Reporting a Complaint with Health Service Regulation (HSR)
Missouri Department of Health and Senior Services
Bureau of Health Services Regulation
P.O. Box 570
Jefferson City, MO 65102-0570
fax: (573) 526-3621
Reporting abuse, neglect or exploitation
The Missouri Department of Health and Senior Services (DHSS) investigates abuse, neglect, and exploitation of vulnerable individuals 60 and older and people with disabilities between 18 and 59. These individuals may live in the community or in long-term care facilities. Either way, they are unable to protect their own interests or adequately perform or obtain services necessary to meet their essential human needs (192.2400, RSMo).
Missouri’s Adult Abuse and Neglect Hotline responds to reports of abuse, neglect, and financial exploitation.
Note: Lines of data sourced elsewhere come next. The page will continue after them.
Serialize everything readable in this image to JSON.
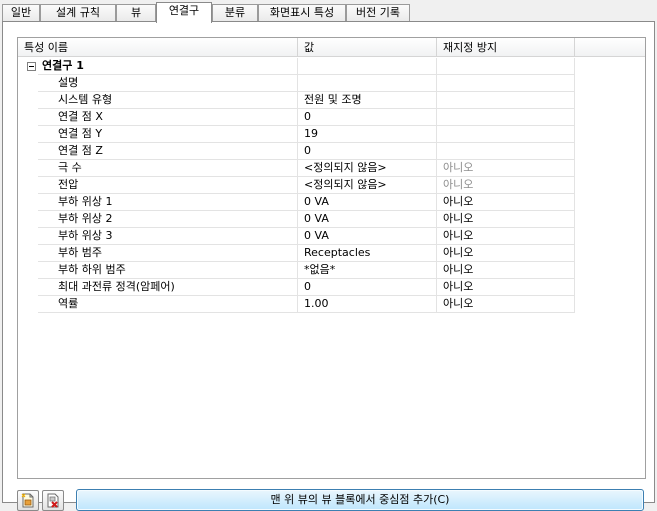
{
  "tabs": [
    "일반",
    "설계 규칙",
    "뷰",
    "연결구",
    "분류",
    "화면표시 특성",
    "버전 기록"
  ],
  "active_tab": "연결구",
  "grid": {
    "headers": [
      "특성 이름",
      "값",
      "재지정 방지"
    ],
    "category": {
      "label": "연결구 1",
      "expanded": true,
      "rows": [
        {
          "name": "설명",
          "value": "",
          "override": "",
          "greyed": false
        },
        {
          "name": "시스템 유형",
          "value": "전원 및 조명",
          "override": "",
          "greyed": false
        },
        {
          "name": "연결 점 X",
          "value": "0",
          "override": "",
          "greyed": false
        },
        {
          "name": "연결 점 Y",
          "value": "19",
          "override": "",
          "greyed": false
        },
        {
          "name": "연결 점 Z",
          "value": "0",
          "override": "",
          "greyed": false
        },
        {
          "name": "극 수",
          "value": "<정의되지 않음>",
          "override": "아니오",
          "greyed": true
        },
        {
          "name": "전압",
          "value": "<정의되지 않음>",
          "override": "아니오",
          "greyed": true
        },
        {
          "name": "부하 위상 1",
          "value": "0 VA",
          "override": "아니오",
          "greyed": false
        },
        {
          "name": "부하 위상 2",
          "value": "0 VA",
          "override": "아니오",
          "greyed": false
        },
        {
          "name": "부하 위상 3",
          "value": "0 VA",
          "override": "아니오",
          "greyed": false
        },
        {
          "name": "부하 범주",
          "value": "Receptacles",
          "override": "아니오",
          "greyed": false
        },
        {
          "name": "부하 하위 범주",
          "value": "*없음*",
          "override": "아니오",
          "greyed": false
        },
        {
          "name": "최대 과전류 정격(암페어)",
          "value": "0",
          "override": "아니오",
          "greyed": false
        },
        {
          "name": "역률",
          "value": "1.00",
          "override": "아니오",
          "greyed": false
        }
      ]
    }
  },
  "buttons": {
    "new_icon": "new-connector-icon",
    "delete_icon": "delete-connector-icon",
    "action_label": "맨 위 뷰의 뷰 블록에서 중심점 추가(C)"
  }
}
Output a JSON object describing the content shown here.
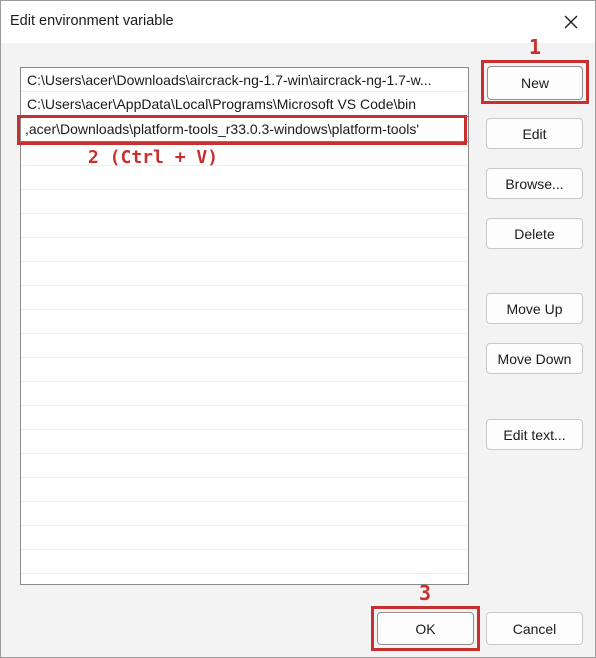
{
  "dialog": {
    "title": "Edit environment variable"
  },
  "list": {
    "items": [
      "C:\\Users\\acer\\Downloads\\aircrack-ng-1.7-win\\aircrack-ng-1.7-w...",
      "C:\\Users\\acer\\AppData\\Local\\Programs\\Microsoft VS Code\\bin",
      ",acer\\Downloads\\platform-tools_r33.0.3-windows\\platform-tools'"
    ]
  },
  "buttons": {
    "new": "New",
    "edit": "Edit",
    "browse": "Browse...",
    "delete": "Delete",
    "move_up": "Move Up",
    "move_down": "Move Down",
    "edit_text": "Edit text...",
    "ok": "OK",
    "cancel": "Cancel"
  },
  "annotations": {
    "step1": "1",
    "step2": "2 (Ctrl + V)",
    "step3": "3",
    "color": "#c8302f"
  }
}
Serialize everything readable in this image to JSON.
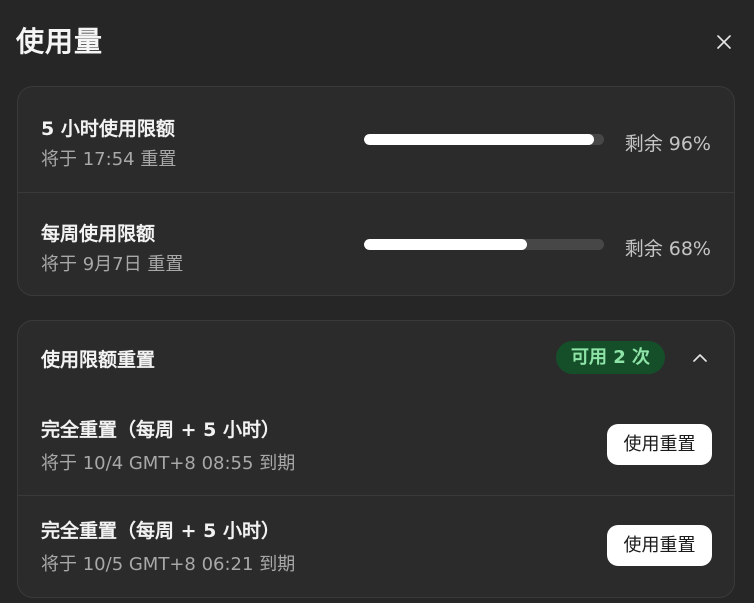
{
  "dialog": {
    "title": "使用量",
    "close_icon": "close-icon"
  },
  "usage_limits": [
    {
      "title": "5 小时使用限额",
      "reset_text": "将于 17:54 重置",
      "remaining_fraction": 0.96,
      "remaining_text": "剩余 96%"
    },
    {
      "title": "每周使用限额",
      "reset_text": "将于 9月7日 重置",
      "remaining_fraction": 0.68,
      "remaining_text": "剩余 68%"
    }
  ],
  "limit_reset": {
    "title": "使用限额重置",
    "badge": "可用 2 次",
    "collapse_icon": "chevron-up-icon",
    "items": [
      {
        "title": "完全重置（每周 + 5 小时）",
        "expiry": "将于 10/4 GMT+8 08:55 到期",
        "button_label": "使用重置"
      },
      {
        "title": "完全重置（每周 + 5 小时）",
        "expiry": "将于 10/5 GMT+8 06:21 到期",
        "button_label": "使用重置"
      }
    ]
  },
  "colors": {
    "background": "#262626",
    "card": "#2b2b2b",
    "badge_bg": "#154f2a",
    "badge_text": "#8ee3a6",
    "bar_fill": "#ffffff",
    "bar_track": "#474747"
  }
}
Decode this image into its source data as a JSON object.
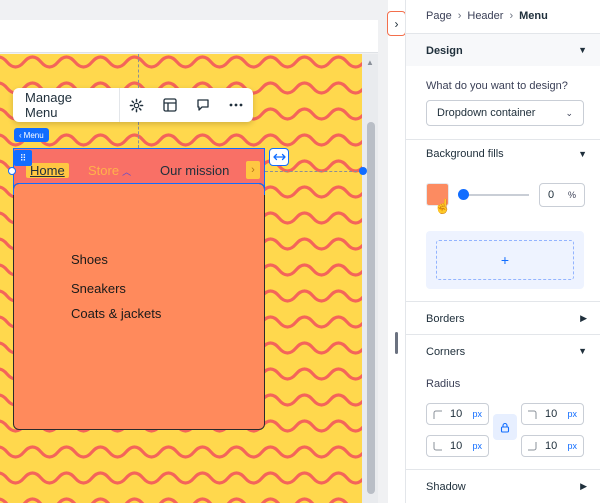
{
  "canvas": {
    "toolbar": {
      "manage_menu_label": "Manage Menu"
    },
    "menu_tag": "Menu",
    "menubar": {
      "items": [
        "Home",
        "Store",
        "Our mission"
      ]
    },
    "dropdown": {
      "items": [
        "Shoes",
        "Sneakers",
        "Coats & jackets"
      ]
    },
    "colors": {
      "pattern_bg": "#ffd84d",
      "wave": "#f4645a",
      "menubar_bg": "#f97066",
      "dropdown_bg": "#ff8a5c",
      "selection": "#116dff"
    }
  },
  "panel": {
    "breadcrumb": [
      "Page",
      "Header",
      "Menu"
    ],
    "design_title": "Design",
    "design_question": "What do you want to design?",
    "design_select_value": "Dropdown container",
    "background_fills_title": "Background fills",
    "fill_color": "#fc8b61",
    "opacity_value": "0",
    "opacity_unit": "%",
    "add_fill_symbol": "+",
    "borders_title": "Borders",
    "corners_title": "Corners",
    "radius_label": "Radius",
    "corners": [
      {
        "value": "10",
        "unit": "px"
      },
      {
        "value": "10",
        "unit": "px"
      },
      {
        "value": "10",
        "unit": "px"
      },
      {
        "value": "10",
        "unit": "px"
      }
    ],
    "shadow_title": "Shadow"
  }
}
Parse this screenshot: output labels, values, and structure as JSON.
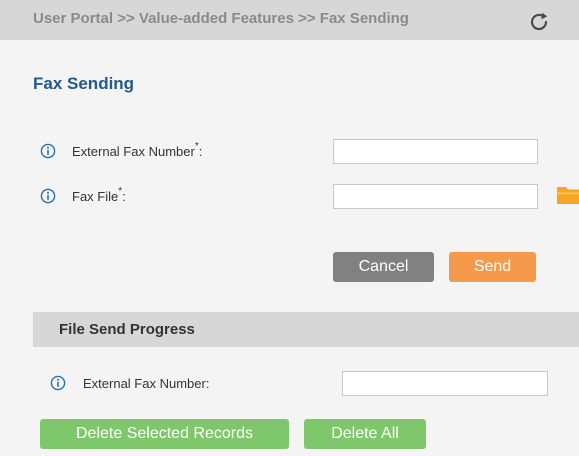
{
  "breadcrumb": {
    "text": "User Portal >> Value-added Features >> Fax Sending",
    "refresh_icon": "refresh-icon"
  },
  "page": {
    "title": "Fax Sending"
  },
  "form": {
    "external_fax_number": {
      "label": "External Fax Number",
      "required_mark": "*",
      "suffix": ":",
      "value": "",
      "info_icon": "info-icon"
    },
    "fax_file": {
      "label": "Fax File",
      "required_mark": "*",
      "suffix": ":",
      "value": "",
      "info_icon": "info-icon",
      "browse_icon": "folder-icon"
    },
    "cancel_label": "Cancel",
    "send_label": "Send"
  },
  "progress": {
    "title": "File Send Progress",
    "external_fax_number_label": "External Fax Number:",
    "external_fax_number_value": "",
    "delete_selected_label": "Delete Selected Records",
    "delete_all_label": "Delete All"
  },
  "colors": {
    "title_blue": "#235a8c",
    "send_orange": "#f49a4a",
    "cancel_gray": "#818181",
    "delete_green": "#7ec76b",
    "folder_orange": "#f5a623",
    "bar_gray": "#d7d7d7",
    "info_blue": "#2c6fa8"
  }
}
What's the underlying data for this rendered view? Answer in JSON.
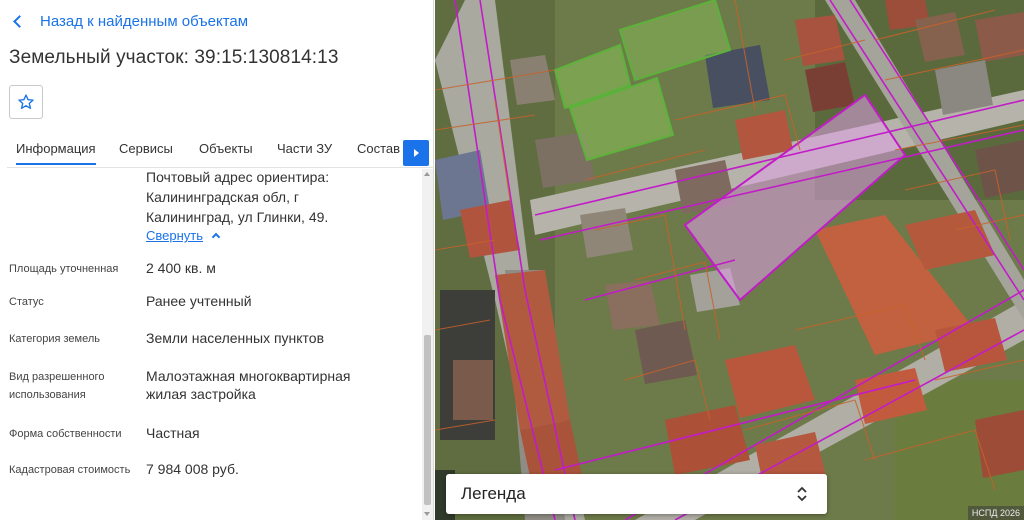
{
  "header": {
    "back_label": "Назад к найденным объектам",
    "title": "Земельный участок: 39:15:130814:13"
  },
  "tabs": [
    {
      "label": "Информация",
      "active": true
    },
    {
      "label": "Сервисы",
      "active": false
    },
    {
      "label": "Объекты",
      "active": false
    },
    {
      "label": "Части ЗУ",
      "active": false
    },
    {
      "label": "Состав",
      "active": false
    }
  ],
  "info": {
    "address": "Почтовый адрес ориентира: Калининградская обл, г Калининград, ул Глинки, 49.",
    "collapse_label": "Свернуть",
    "rows": [
      {
        "label": "Площадь уточненная",
        "value": "2 400 кв. м"
      },
      {
        "label": "Статус",
        "value": "Ранее учтенный"
      },
      {
        "label": "Категория земель",
        "value": "Земли населенных пунктов"
      },
      {
        "label": "Вид разрешенного использования",
        "value": "Малоэтажная многоквартирная жилая застройка"
      },
      {
        "label": "Форма собственности",
        "value": "Частная"
      },
      {
        "label": "Кадастровая стоимость",
        "value": "7 984 008 руб."
      }
    ]
  },
  "map": {
    "legend_label": "Легенда",
    "credit": "НСПД 2026"
  },
  "colors": {
    "accent": "#1a73e8",
    "selected_parcel": "#e0a0e8",
    "parcel_border": "#c21cc9",
    "highlight_parcel": "#8fd05c"
  },
  "icons": [
    "chevron-left-icon",
    "star-icon",
    "chevron-right-icon",
    "chevron-up-icon",
    "up-down-icon"
  ]
}
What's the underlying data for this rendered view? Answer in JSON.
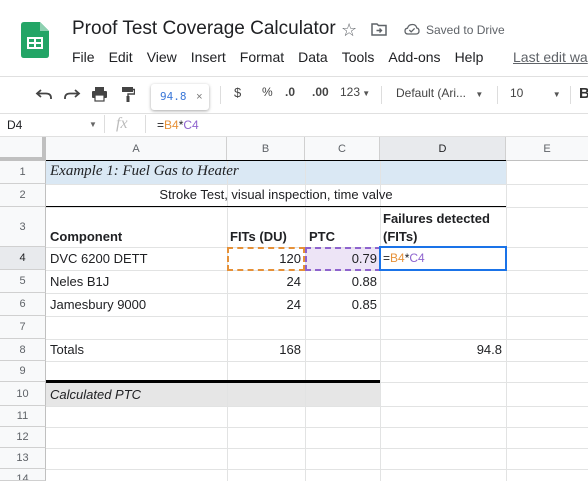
{
  "header": {
    "doc_title": "Proof Test Coverage Calculator",
    "saved_status": "Saved to Drive",
    "last_edit": "Last edit wa"
  },
  "menu": [
    "File",
    "Edit",
    "View",
    "Insert",
    "Format",
    "Data",
    "Tools",
    "Add-ons",
    "Help"
  ],
  "toolbar": {
    "tooltip_value": "94.8",
    "tooltip_close": "×",
    "currency": "$",
    "percent": "%",
    "dec_decrease": ".0",
    "dec_increase": ".00",
    "more_formats": "123",
    "font": "Default (Ari...",
    "font_size": "10",
    "bold": "B"
  },
  "formula_bar": {
    "cell_ref": "D4",
    "fx": "fx",
    "formula_eq": "=",
    "formula_ref1": "B4",
    "formula_op": "*",
    "formula_ref2": "C4"
  },
  "columns": [
    "A",
    "B",
    "C",
    "D",
    "E"
  ],
  "rows": [
    "1",
    "2",
    "3",
    "4",
    "5",
    "6",
    "7",
    "8",
    "9",
    "10",
    "11",
    "12",
    "13",
    "14"
  ],
  "cells": {
    "A1": "Example 1: Fuel Gas to Heater",
    "A2": "Stroke Test, visual inspection, time valve",
    "A3": "Component",
    "B3": "FITs (DU)",
    "C3": "PTC",
    "D3a": "Failures detected",
    "D3b": "(FITs)",
    "A4": "DVC 6200 DETT",
    "B4": "120",
    "C4": "0.79",
    "D4_eq": "=",
    "D4_ref1": "B4",
    "D4_op": "*",
    "D4_ref2": "C4",
    "A5": "Neles B1J",
    "B5": "24",
    "C5": "0.88",
    "A6": "Jamesbury 9000",
    "B6": "24",
    "C6": "0.85",
    "A8": "Totals",
    "B8": "168",
    "D8": "94.8",
    "A10": "Calculated PTC"
  },
  "colors": {
    "accent": "#1a73e8",
    "ref_orange": "#e69138",
    "ref_purple": "#8e63ce",
    "title_bg": "#dae8f4",
    "calc_bg": "#e6e6e6"
  }
}
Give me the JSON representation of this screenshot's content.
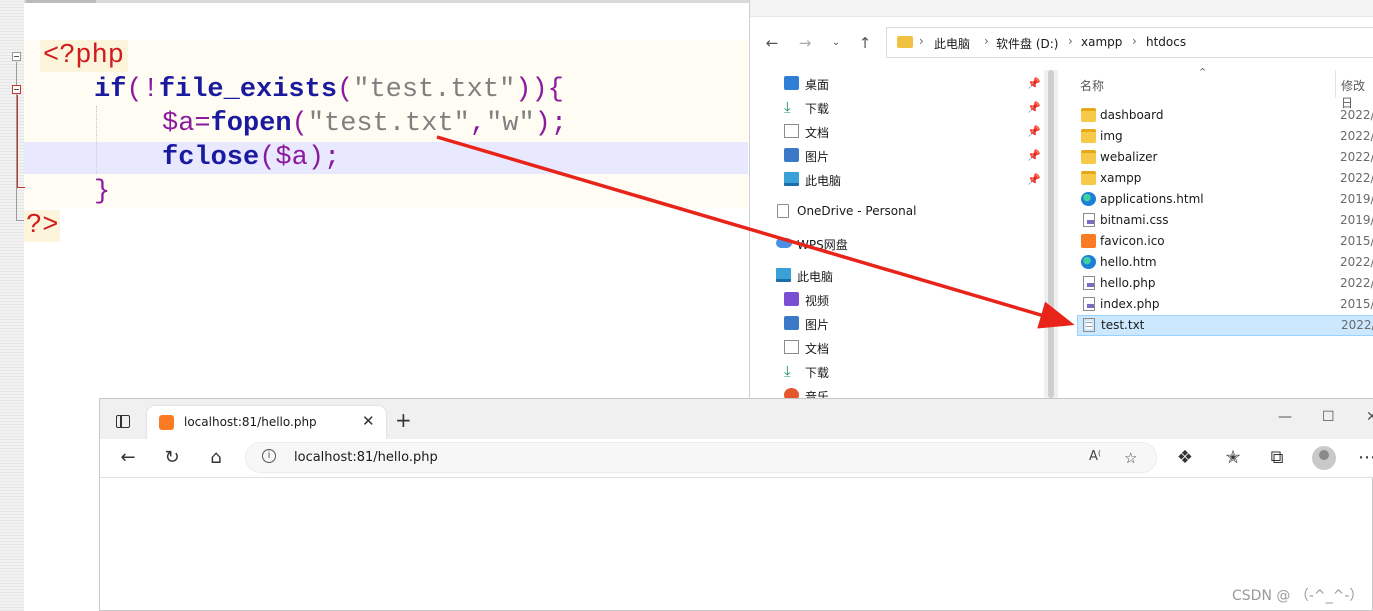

If you suspect someone is being abused, neglected or exploited, call the hotline at 800-392-0210. The hotline operates 365 days per year from 7 a.m. to 12 a.m. Hearing-impaired persons may call the Telecommunications Device for the Deaf (TDD), at 800-735-2466 or 800-735-2966 to utilize Relay Missouri. Due to the possible need for mandated reporters to report a concern to the Central Registry Unit (CRU) during the hours of 12:00 a.m. and 7:00 a.m. (when the hotline is not in operation), a Mandated Reporter Form is available for use.
What is abuse?
Abuse happens to people of all ethnicities and income levels and can be physical, sexual or emotional in nature. For information on abuse statistics in Missouri, see Elder Abuse - It is a Crime.
Abuse – the infliction of physical, sexual, or emotional injury or harm including financial exploitation by any person, firm, or corporation (192.2400, RSMo).
- Neglect – the failure to provide services to an eligible adult by any person, firm or corporation with a legal or contractual duty to do so, when such failure presents either an imminent danger to the health, safety, or welfare of the client or a substantial probability that death or serious physical harm would result (192.2400, RSMo).
- Financial Exploitation - A person commits the crime of financial exploitation of an elderly or disabled person if such person knowingly and by deception, intimidation, or force obtains control over the elderly or disabled person's property with the intent to permanently deprive the elderly or disabled person of the use, benefit or possession of his or her property thereby benefiting such person or detrimentally affecting the elderly or disabled person (570.145, RSMo).
- Missouri Protection and Advocacy
- CMS Federal Regulation Discharge
- Discharge planning requirements for SNF / Hospital
- Guide Revised NF regulations for Discharge
- DHSS Reporting a Complaint
- DHSS Abuse, Neglect, and Exploitation of the Elderly and Disabled
- Missouri Mandated Reporters List and Law